I lie horizontal in bed, as though ready for sleep – but not fall asleep – and do a three-part breathing exercise. It starts with a slow, deep inhalation from the belly, where the belly expands and rises. Then move the breath moves up towards the rib cage and lungs. There, I expand the rib cage and lungs before finally moving the breath up towards the throat or collar bone where I feel a slight pressure in the throat area from the passing breath. Then I move the breath, carefully and mindfully back down to the belly area and start over again.
I would do this three or four times, with the aim of doing ten but always fall asleep before. This breathing exercise, called the complete yogic breath, is so calming and relaxing it’s the best way to nod off, EVER.
I found it so deeply restorative and dare I say, has saved my sanity over the last year or so.
Getting the body into a truly relaxed state just before sleep seems to be the key for a good night’s rest. Sometimes I’m up late working, glued to my phone, iPad or computer (like now!) so tumbling into bed, wired with adrenalin is far from ideal.
Since learning and using the yogic breath, I fall asleep within a few minutes, if not in a flash, almost every night. But most importantly my the breathwork slows my nervous system so it’s no longer still fired up from the day.
One year one…
I can’t quite believe I’ve kept it up but I’m so pleased I did because I can now say I’ve felt the benefits of meditation ( or at least regular deep, slow and controlled breathing). It’s not just talk.
I still feel the same calming, restorative effects on the physical body and mind as before but now I feel more balanced in other aspects of my life too.

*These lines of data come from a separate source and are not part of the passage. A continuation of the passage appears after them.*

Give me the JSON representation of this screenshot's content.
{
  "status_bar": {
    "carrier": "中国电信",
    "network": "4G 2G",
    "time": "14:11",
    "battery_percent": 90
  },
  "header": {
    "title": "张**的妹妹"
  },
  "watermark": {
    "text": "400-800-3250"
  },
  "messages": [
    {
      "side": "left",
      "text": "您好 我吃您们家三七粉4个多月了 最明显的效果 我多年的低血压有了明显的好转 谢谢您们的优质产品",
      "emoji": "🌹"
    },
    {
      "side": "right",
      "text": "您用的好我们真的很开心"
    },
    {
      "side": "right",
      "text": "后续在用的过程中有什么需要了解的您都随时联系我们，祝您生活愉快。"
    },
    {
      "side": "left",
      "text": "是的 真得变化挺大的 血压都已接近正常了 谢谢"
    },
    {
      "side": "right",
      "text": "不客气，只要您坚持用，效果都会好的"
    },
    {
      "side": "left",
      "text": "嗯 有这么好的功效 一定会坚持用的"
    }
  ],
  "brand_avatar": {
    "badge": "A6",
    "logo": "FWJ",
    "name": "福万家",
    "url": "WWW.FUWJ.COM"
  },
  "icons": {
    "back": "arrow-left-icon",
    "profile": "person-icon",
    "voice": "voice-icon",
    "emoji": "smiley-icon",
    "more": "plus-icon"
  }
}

I don’t spend my days in a hectic flap, I don’t worry about trivial things (as much ☺️) and I definitely don’t get stressed as easily as I used to.
I also think it’s had a impact on my positivity; I feel like I’m more tolerant, perhaps a bit more understanding, even a little bit nicer (although I’ve always been perfectly pleasant!) but I don’t snap as quickly or get as frustrated. Everything feels more manageable.
Of course, there have been times when I really can’t be bothered to meditate but I just think of the benefits and persuade myself to do just one or two minutes at least.
Now that it’s past midnight and I’m still writing this, it’s time I wrapped up. I’m looking forward to my few minutes of restoration before sleep where I can switch off from the world and just watch my breath until it’s slowed right down and I’m ready to nod off.